What you have to do:
What lines below contain the string "copy"? List them all.

Dataset content:
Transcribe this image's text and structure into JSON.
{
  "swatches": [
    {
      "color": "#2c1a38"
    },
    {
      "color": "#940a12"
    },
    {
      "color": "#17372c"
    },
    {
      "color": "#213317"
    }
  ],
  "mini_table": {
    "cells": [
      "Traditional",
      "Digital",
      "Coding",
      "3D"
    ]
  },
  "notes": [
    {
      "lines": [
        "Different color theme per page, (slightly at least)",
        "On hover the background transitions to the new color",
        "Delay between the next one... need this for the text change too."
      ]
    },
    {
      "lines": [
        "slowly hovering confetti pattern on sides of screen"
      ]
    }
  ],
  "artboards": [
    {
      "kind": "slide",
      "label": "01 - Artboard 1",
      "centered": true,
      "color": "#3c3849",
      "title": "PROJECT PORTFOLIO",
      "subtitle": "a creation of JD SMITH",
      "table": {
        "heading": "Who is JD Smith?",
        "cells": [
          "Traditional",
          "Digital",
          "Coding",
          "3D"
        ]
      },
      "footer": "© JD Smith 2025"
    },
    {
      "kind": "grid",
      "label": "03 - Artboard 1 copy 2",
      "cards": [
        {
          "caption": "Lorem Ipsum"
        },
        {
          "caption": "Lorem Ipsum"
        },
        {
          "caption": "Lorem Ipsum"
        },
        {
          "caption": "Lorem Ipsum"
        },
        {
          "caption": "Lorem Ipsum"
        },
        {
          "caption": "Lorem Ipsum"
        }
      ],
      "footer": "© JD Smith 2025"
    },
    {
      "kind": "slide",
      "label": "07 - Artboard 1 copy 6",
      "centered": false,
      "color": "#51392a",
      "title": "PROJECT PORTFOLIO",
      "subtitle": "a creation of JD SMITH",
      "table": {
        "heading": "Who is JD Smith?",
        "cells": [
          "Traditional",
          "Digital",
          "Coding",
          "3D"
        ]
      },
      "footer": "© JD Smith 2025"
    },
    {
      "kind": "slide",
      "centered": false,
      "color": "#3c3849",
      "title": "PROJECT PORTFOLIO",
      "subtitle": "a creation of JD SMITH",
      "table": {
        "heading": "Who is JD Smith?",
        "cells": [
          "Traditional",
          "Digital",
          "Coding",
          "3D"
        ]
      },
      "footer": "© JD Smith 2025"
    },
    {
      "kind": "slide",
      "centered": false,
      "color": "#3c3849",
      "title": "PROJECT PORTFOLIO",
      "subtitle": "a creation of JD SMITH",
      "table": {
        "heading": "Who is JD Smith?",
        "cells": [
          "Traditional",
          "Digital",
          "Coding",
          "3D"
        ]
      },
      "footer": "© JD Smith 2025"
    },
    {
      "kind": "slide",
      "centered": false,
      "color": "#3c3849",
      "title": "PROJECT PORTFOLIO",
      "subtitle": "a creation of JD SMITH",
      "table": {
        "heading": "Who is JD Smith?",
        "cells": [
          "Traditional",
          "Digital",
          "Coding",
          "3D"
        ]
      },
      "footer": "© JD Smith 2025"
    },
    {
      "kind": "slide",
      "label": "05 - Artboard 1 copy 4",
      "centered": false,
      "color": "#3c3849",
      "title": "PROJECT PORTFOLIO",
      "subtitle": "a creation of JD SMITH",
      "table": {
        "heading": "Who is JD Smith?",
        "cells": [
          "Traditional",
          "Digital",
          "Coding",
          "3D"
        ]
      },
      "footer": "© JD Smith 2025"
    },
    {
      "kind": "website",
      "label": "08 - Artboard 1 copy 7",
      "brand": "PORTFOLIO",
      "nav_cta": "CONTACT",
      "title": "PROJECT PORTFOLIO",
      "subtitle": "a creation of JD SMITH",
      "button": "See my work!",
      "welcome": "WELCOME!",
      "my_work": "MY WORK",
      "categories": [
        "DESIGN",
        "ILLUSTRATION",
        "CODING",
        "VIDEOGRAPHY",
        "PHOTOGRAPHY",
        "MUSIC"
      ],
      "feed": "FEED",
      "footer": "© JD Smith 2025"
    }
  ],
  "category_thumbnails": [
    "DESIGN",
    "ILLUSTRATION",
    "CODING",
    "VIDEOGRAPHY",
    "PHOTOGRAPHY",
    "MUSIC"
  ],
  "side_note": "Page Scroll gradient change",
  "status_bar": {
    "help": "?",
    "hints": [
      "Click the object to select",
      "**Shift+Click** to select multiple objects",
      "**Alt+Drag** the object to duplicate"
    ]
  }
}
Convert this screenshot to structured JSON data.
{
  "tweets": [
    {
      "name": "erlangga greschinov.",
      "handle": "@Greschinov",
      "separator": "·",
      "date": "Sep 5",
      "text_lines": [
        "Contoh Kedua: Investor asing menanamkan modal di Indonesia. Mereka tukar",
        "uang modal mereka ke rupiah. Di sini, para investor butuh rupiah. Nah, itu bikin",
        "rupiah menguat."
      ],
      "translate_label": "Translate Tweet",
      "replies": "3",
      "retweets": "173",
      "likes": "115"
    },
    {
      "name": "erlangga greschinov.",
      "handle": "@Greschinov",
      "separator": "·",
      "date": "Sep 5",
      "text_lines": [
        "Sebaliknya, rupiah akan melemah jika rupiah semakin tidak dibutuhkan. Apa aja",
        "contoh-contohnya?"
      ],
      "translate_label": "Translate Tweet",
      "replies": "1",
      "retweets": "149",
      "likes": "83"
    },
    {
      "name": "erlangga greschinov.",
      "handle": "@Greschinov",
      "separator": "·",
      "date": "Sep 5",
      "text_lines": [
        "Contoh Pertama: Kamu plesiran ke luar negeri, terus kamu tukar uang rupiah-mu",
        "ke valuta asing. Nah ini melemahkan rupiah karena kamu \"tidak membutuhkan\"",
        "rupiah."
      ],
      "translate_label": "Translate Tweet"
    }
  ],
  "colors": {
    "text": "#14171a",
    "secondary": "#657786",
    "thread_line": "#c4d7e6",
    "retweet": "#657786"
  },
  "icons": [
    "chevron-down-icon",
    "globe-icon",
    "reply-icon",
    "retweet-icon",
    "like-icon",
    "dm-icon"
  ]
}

Answer section:
      "label": "03 - Artboard 1 copy 2",
      "label": "07 - Artboard 1 copy 6",
      "label": "05 - Artboard 1 copy 4",
      "label": "08 - Artboard 1 copy 7",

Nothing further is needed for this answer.